But, in a statement issued late Tuesday night, the Keith Rowley government said that it was “concerned about the content of the said advisory under that heading” and had held talks with the British High Commission in Trinidad and Tobago on the matter.
The statement said that the government “was informed that there was no recent update to the advisory and that that language on terrorism was included in May 2017.
“The Government has registered its concern at the specific language used in the advisory and has confirmed that there is no intelligence and in particular, no specific intelligence, which provoked the use of this language.
“The Government, through the Ministry of National Security, and in particular the various law enforcement authorities in Trinidad and Tobago, continues to work closely with our international allies, including the British, with respect to counter terrorism and the sharing of intelligence, all aimed at ensuring that our citizens and persons in Trinidad and Tobago are safe.
“Our law enforcement authorities continue to monitor the situation and to work assiduously to keep our citizens and visitors safe against any potential terrorist activity,” the statement added.
In the advisory, the FCO said that there is also a threat from individuals who may have been inspired by terrorist groups, including Daesh and al Qaeda, to carry out so-called 'lone actor' attacks targeting public events or places.
“On January 30, 2017, the Ministry of National Security of Trinidad and Tobago confirmed that it works closely with international partners – especially the United States, Britain and Canada – in strategic areas such as intelligence and information sharing on people who are found to be associated with any terrorist group, whether locally or internationally.
“There's a heightened threat of terrorist attack globally against UK interests and British nationals, from groups or individuals motivated by the conflict in Iraq and Syria.
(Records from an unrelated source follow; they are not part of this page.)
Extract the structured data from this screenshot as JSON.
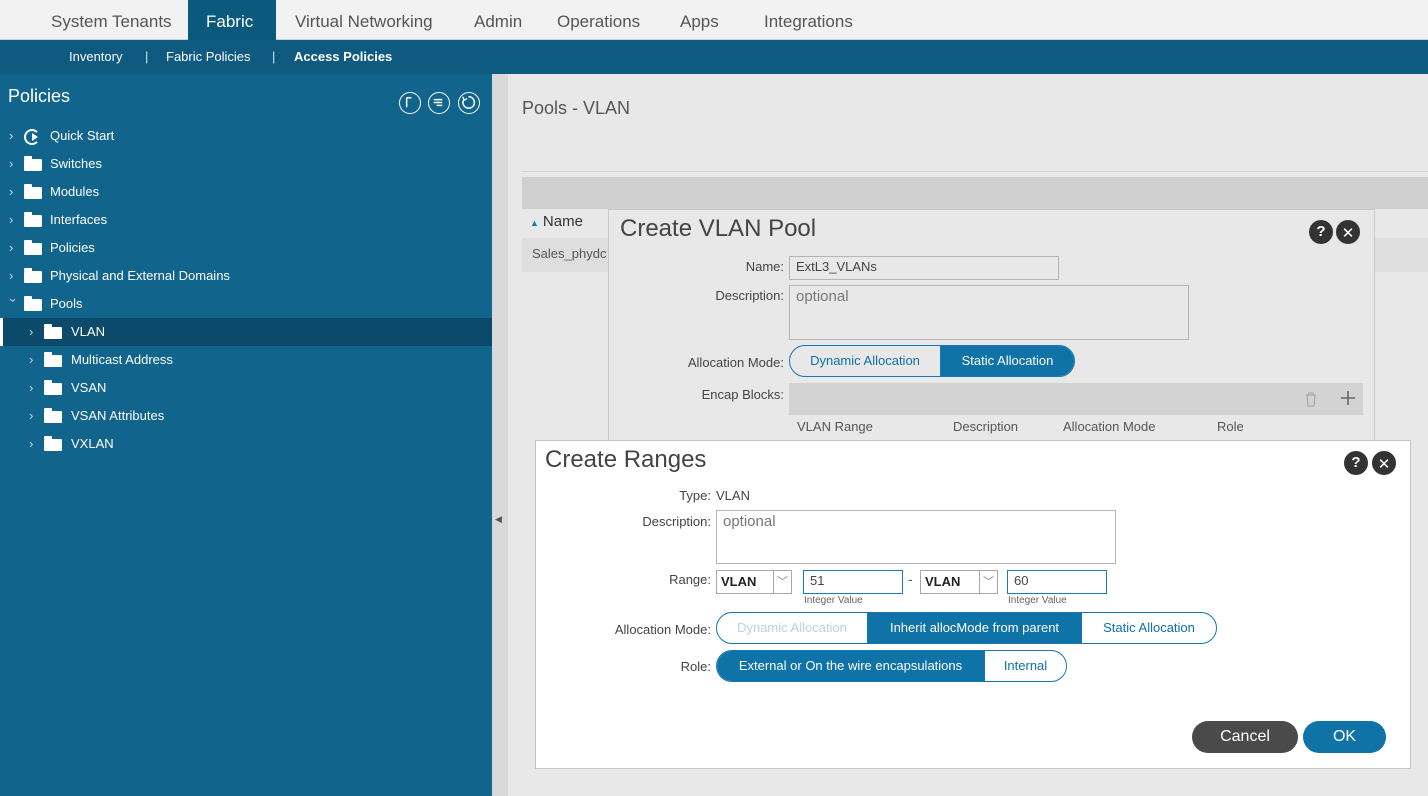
{
  "topnav": {
    "tabs": [
      {
        "label": "System"
      },
      {
        "label": "Tenants"
      },
      {
        "label": "Fabric"
      },
      {
        "label": "Virtual Networking"
      },
      {
        "label": "Admin"
      },
      {
        "label": "Operations"
      },
      {
        "label": "Apps"
      },
      {
        "label": "Integrations"
      }
    ],
    "active_tab": "Fabric"
  },
  "subnav": {
    "items": [
      {
        "label": "Inventory"
      },
      {
        "label": "Fabric Policies"
      },
      {
        "label": "Access Policies"
      }
    ],
    "separator": "|",
    "active_item": "Access Policies"
  },
  "sidebar": {
    "title": "Policies",
    "header_icons": [
      "quick-start-icon",
      "list-icon",
      "refresh-icon"
    ],
    "items": [
      {
        "label": "Quick Start",
        "icon": "quick-start-icon"
      },
      {
        "label": "Switches",
        "icon": "folder-icon"
      },
      {
        "label": "Modules",
        "icon": "folder-icon"
      },
      {
        "label": "Interfaces",
        "icon": "folder-icon"
      },
      {
        "label": "Policies",
        "icon": "folder-icon"
      },
      {
        "label": "Physical and External Domains",
        "icon": "folder-icon"
      },
      {
        "label": "Pools",
        "icon": "folder-icon",
        "expanded": true
      },
      {
        "label": "VLAN",
        "icon": "folder-icon",
        "selected": true
      },
      {
        "label": "Multicast Address",
        "icon": "folder-icon"
      },
      {
        "label": "VSAN",
        "icon": "folder-icon"
      },
      {
        "label": "VSAN Attributes",
        "icon": "folder-icon"
      },
      {
        "label": "VXLAN",
        "icon": "folder-icon"
      }
    ]
  },
  "main": {
    "title": "Pools - VLAN",
    "column_name": "Name",
    "row1": "Sales_phydc"
  },
  "vlan_pool_dialog": {
    "title": "Create VLAN Pool",
    "name_label": "Name:",
    "name_value": "ExtL3_VLANs",
    "description_label": "Description:",
    "description_placeholder": "optional",
    "allocation_label": "Allocation Mode:",
    "allocation_options": [
      "Dynamic Allocation",
      "Static Allocation"
    ],
    "allocation_selected": "Static Allocation",
    "encap_label": "Encap Blocks:",
    "columns": [
      "VLAN Range",
      "Description",
      "Allocation Mode",
      "Role"
    ]
  },
  "ranges_dialog": {
    "title": "Create Ranges",
    "type_label": "Type:",
    "type_value": "VLAN",
    "description_label": "Description:",
    "description_placeholder": "optional",
    "range_label": "Range:",
    "range_from_type": "VLAN",
    "range_from": "51",
    "range_dash": "-",
    "range_to_type": "VLAN",
    "range_to": "60",
    "range_hint": "Integer Value",
    "allocation_label": "Allocation Mode:",
    "allocation_options": [
      "Dynamic Allocation",
      "Inherit allocMode from parent",
      "Static Allocation"
    ],
    "allocation_selected": "Inherit allocMode from parent",
    "role_label": "Role:",
    "role_options": [
      "External or On the wire encapsulations",
      "Internal"
    ],
    "role_selected": "External or On the wire encapsulations",
    "cancel_label": "Cancel",
    "ok_label": "OK"
  },
  "colors": {
    "nav_active": "#0b5a7e",
    "subnav_bg": "#0f5a80",
    "sidebar_bg": "#11648c",
    "accent": "#0f73a8",
    "cancel_bg": "#4a4a4a"
  }
}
You should be vigilant at this time. Find out more about the global threat from terrorism, how to minimise your risk and what to do in the event of a terrorist attack.”